Peter & Me
Here we are again. Passion Sunday.
I’ve heard the story so, so many times. I know it by heart, literally and figuratively. Yet, no matter how many times I’ve heard it, read it, studied it… every year, I’ve found that there has always been something new about this familiar story. Some nuance. Some detail I hadn’t considered before. Some sort of insight that wouldn’t have occurred to me in any previous encounter with it. It’s always had something to do with Jesus. His suffering. His sacrifice. His willingness to submit to the Father’s will.
Of course it did. It’s supposed to.
But this year… this year is different. All I can think about is Peter.
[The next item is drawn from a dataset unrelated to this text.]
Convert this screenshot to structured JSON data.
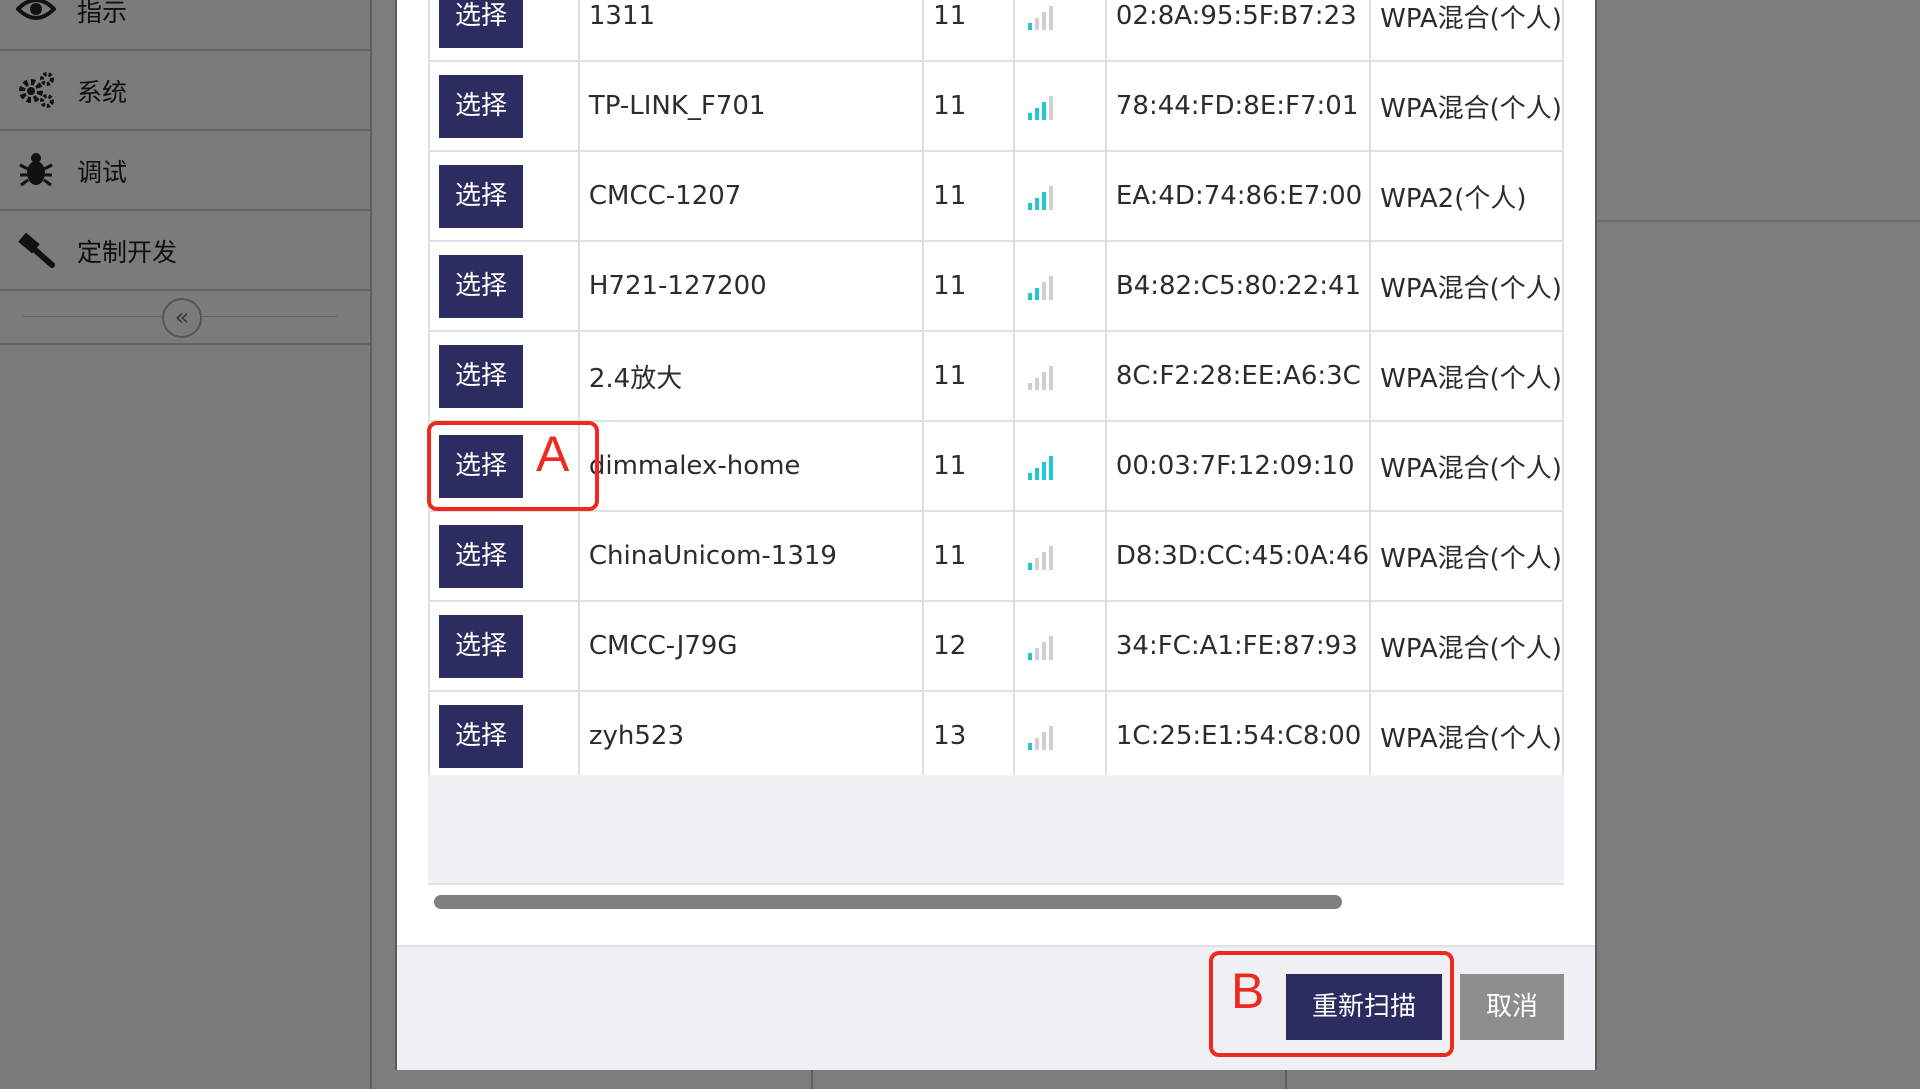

Even though we are separated by some 2,000 years, Peter and I are kindred spirits. Loudmouthed, impulsive hotheads with more enthusiasm than common sense, we both dove headlong into this Jesus thing. He said, “follow me” and we dropped everything, dusted our hands off on our shirts, and said, “I’m in.”
At first, it was exciting. We couldn’t help but think, “Me! He chose me!” Out of all of the people who wanted to be with him, of all of these people who wanted to learn from him, be near him, work with him… he chose me!!!
He didn’t warn us that it was going to be hard. Well, not at first, anyway. And really, even if he had, it probably wouldn’t have made a whole lot of difference. It’s not difficult to get behind something when it’s all so exhilarating. Caught up in the rush, the work wasn’t all that bad. Long days, to be sure, but the very idea that we were handpicked for this job by the Master, himself, made it bearable. Worthwhile. Fun, even.
We encountered so many people. People who just wanted a glimpse of Jesus. People who were curious. People begging for their needs to be met. People who wanted us to bring them to him. People who just wanted to touch even the hem of his garment. But as time went by, the novelty began to wear off. The demands were relentless and the work was exhausting. Peter and I both had our doubts. We had questions that got cryptic answers. We had moments when we felt like the jobs we’d been given were impossible. But with Jesus at our side, we reminded ourselves that he handpicked us, and so we kept going, aware not only of the importance of the work we had to do, but also that Jesus thought we had it in us to do it.
The closer we got to Jerusalem, though, the harder it got. There were people who had big problems with the way he was doing things… and by extension, they had big problems with us. Indignant that we should be so cocky as to think that our work was God’s work, their shouts echoed in our ears, and thundered in our souls. People wanted Jesus dead. And if that meant we ended up dead beside him… so be it. Collateral damage. So many nights, Peter and I, we’d lay awake thinking, “this wasn’t in the brochure.” But still, we stayed. Nervous, uncertain, and sometimes wishing he’d chosen someone else, we pressed on.
And then it got ugly.
And when it did, our first and only instinct was to bolt. All we wanted to do was deny that we were ever involved. Abandon ship. Abort mission.
More than once, my vocation has driven me to my knees. All I ever wanted to do was learn from the Teacher. Serve the Master. Build the Kingdom. But there are times when opposition is so fierce, when odds seem so insurmountable, when the task feels so dangerous that the only reasonable option seems to be to run from it. And from him.
And so, on Passion Sunday, I sit next to Peter with my back to the wall, wondering how I ever got into this mess. Far from the action, far from the shouts and the danger, I sit there with him, and think… “Me. He chose me.” And I, too, weep bitterly because I chose to run.
In moments like these, it’s all too easy to see no way out. Peter was left with nothing but despair. There was no hope, as far as he was concerned, for him, for the job he was chosen to do, or for the mission. It was over. Jesus picked him. And he failed.
But this is where Peter and I differ.
You see, the beautiful part of hearing the Passion story over and over and over again is that I know how it ends.
On the other side of the Passion awaits the rest of the story – a story that begins at the end, and ends with a beginning. And I know that in this new beginning awaits forgiveness, and the invitation to take up the mission again. When the heartbreak turns to joy, when the hopelessness yields to new promise, and the tears give way to clear sight, Peter and I will look at each other in wide-eyed wonder and say once again,
“Me… he chose me!”
By Darcie Lich
Vocation Team – Oblate Associate